April 29, 1951 – Feb. 18 2001
7-Time NASCAR Cup Champion
~ 1980 ~ 1986 ~ 1987 ~ 1990 ~ 1991 ~ 1993 ~ 1994 ~
76 NASCAR Cup Wins
1998 Daytona 500 Champion
1979 Rookie of the Year
How do you start a legendary career? Win rookie of the year honors then the very next season win the series championship. That is exactly what Dale Earnhardt did, becoming the first ever driver ever to do so. Collecting his first win at Bristol in his rookie season was only fitting for what career was in store for Earnhardt. Bristol being a track where you are fender to fender, bumper to bumper with everyone on the track, you have to push the competition out of the way to find the way to victory lane. Throughout his career Dale Earnhardt did a lot of pushing, so much so that his aggressive style earned him the nickname “The Intimidator”.
Often known for his famed black No. 3 with Richard Childress Racing, Earnhardt actually started his career with Rod Osterlund in car No. 2. It was in that car he collected his rookie title and series title in 1979 and 1980. Mid-way through the 1981 season Osterlund sold the team and Earnhardt left to Richard Childress Racing to finish the rest of the season. Bud Moore would have Earnhardt in the number 15 for the 1982 and 1983 seasons; it wasn’t until 1984 that Earnhardt teamed with Childress once again, this time for good in the No. 3.
Dale Earnhardt won nearly everywhere and everything. The Brickyard 400 at Indianapolis Motor Speedway in 1995 was the biggest win of his career, only because for so many years he had failed to win the biggest race NASCAR had to offer, the Daytona 500. So often at Daytona, Earnhardt found himself in the lead only to end up with a mechanical issue, a flat tire, or just get shuffled out late and finish second. Four second place finishes in fact until he achieved the biggest victory, in what had been the toughest race in his storied career.

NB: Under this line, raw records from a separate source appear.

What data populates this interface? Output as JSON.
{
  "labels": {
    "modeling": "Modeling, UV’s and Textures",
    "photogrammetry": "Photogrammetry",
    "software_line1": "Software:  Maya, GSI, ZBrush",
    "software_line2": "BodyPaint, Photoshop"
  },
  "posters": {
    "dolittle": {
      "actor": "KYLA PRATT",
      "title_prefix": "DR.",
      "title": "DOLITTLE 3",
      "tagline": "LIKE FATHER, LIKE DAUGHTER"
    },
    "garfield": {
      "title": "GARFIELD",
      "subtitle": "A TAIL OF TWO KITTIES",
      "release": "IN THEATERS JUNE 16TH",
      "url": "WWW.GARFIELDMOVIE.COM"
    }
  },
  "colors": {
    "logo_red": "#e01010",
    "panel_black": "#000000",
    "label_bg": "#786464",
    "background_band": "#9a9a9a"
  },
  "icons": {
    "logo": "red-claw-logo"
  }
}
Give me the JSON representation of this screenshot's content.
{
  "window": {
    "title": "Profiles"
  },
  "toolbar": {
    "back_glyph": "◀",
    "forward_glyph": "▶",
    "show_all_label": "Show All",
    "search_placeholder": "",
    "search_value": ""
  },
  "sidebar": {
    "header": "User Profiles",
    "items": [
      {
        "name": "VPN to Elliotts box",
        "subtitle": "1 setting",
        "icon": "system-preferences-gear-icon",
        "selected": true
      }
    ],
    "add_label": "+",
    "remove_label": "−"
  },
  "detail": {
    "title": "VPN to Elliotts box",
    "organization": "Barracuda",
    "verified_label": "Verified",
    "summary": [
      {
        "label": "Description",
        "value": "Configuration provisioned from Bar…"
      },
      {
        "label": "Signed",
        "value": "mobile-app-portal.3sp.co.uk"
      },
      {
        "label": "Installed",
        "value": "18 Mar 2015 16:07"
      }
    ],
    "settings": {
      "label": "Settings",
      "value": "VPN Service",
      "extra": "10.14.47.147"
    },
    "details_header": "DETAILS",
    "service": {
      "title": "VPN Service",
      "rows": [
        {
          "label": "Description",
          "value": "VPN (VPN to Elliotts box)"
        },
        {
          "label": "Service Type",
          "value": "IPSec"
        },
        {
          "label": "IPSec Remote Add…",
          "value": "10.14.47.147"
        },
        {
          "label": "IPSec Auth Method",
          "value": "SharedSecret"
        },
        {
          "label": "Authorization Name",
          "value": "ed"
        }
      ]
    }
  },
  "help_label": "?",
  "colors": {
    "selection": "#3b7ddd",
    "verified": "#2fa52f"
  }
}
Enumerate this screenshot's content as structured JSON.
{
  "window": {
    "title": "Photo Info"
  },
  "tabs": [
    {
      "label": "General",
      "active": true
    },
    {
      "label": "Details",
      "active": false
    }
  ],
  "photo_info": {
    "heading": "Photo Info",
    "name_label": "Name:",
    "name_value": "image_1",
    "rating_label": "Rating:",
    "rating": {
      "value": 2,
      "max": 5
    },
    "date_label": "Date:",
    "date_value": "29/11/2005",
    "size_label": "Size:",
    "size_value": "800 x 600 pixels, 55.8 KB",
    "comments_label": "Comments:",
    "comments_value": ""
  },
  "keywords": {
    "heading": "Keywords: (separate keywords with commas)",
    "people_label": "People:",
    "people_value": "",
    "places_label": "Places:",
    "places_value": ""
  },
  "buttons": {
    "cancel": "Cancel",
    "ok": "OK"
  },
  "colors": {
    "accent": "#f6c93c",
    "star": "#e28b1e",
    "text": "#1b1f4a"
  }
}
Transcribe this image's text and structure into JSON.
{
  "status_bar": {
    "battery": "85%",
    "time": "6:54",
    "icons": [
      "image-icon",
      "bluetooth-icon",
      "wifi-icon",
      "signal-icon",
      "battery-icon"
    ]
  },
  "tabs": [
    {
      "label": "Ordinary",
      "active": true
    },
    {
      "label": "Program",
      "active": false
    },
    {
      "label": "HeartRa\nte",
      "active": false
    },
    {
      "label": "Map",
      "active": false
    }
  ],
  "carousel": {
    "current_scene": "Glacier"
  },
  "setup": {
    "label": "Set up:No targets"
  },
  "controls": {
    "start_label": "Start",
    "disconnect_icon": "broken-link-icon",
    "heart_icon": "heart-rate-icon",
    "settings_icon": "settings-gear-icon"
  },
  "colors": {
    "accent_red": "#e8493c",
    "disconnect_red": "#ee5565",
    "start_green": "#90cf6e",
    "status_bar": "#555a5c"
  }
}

It took 20 attempts, 20 years, but in 1998 Earnhardt would end up winning the Daytona 500. Everyone in NASCAR knew what this win meant to him and they showed the ultimate sign of respect and sportsmanship, as every member from every team lined up all the way down pit road with their hand out to congratulate Earnhardt. Never before and never since has anything like this happened in the sport of NASCAR, it truly was a legendary moment.
Earnhardt is still Daytona International Speedway’s all time winner at the track with 34 victories. Many of those victories coming in qualifying races and non point’s races. Dale Earnhardt is also 4-time champion of the IROC (International Race of Champion) series. The “Man in black” also built a race team known as Dale Earnhardt Incorporated, he still drove for Richard Childress, but he hired Steve Park as his first full time driver for his team. By 2000, Earnhardt had Park and son Dale Earnhardt Jr, racing under the D.E.I banner. Before the 2001 season Dale Earnhardt made a decision that many were calling a mistake, by bringing in close friend Michael Waltrip. A journeyman driver with no wins in a NASCAR record 462 career starts Waltrip was set to drive the third car in the D.E.I stable.
The 2001 Daytona 500 showed the strength of the team that Earnhardt built. Each time Earnhardt was at the front of the pack in with his famed black No. 3 he had to contend with his son Dale Earnhardt Jr, or Steve Park. The only driver he didn’t have to contend with was the Michael Waltrip, who for most of the race ran toward the middle or back half of the pack. With just a handful of laps remaining the controversial hire would prove his worth and make it up to the front to join his teammates and their car owner. When a crash in the closing laps took out Steve Park, it was up to Dale Earnhardt Jr and Michael Waltrip to get Daytona’s coveted trophy, the Harley J. Earl trophy. In what is now an everlasting image to so many, Earnhardt displayed the ultimate act of selflessness. Instead of going after his second Daytona 500 win, he chose to stay in third and block the rest of the pack while his two drivers Michael Waltrip and Dale Jr ran first and second . The risky hire of his close friend Michael Waltrip would pay off as he would collect his first win in his 463rd career start in the biggest race of the year. Earnhardt’s son finished second, and now the NASCAR world would consider D.E.I. a legitimate contender in the series. Earnhardt would never make it back around from the white flag lap. Entering the third turn on the final lap, the world lost Dale Earnhardt.
The next week Steve Park grabbed an emotional victory at Rockingham. Richard Childress would change the car number from 3 to 29, and hire Kevin Harvick to drive car 29. In his third career start in a race that the previous year Dale had won by inches, Harvick too would win by inches to take his first career victory. Later that season the series would return to Daytona. In befitting fashion Dale Jr. won the race and Michael Waltrip finished second. The loss of Earnhardt is still felt today, but surely with a season like 2001 we know that somewhere Dale is watching.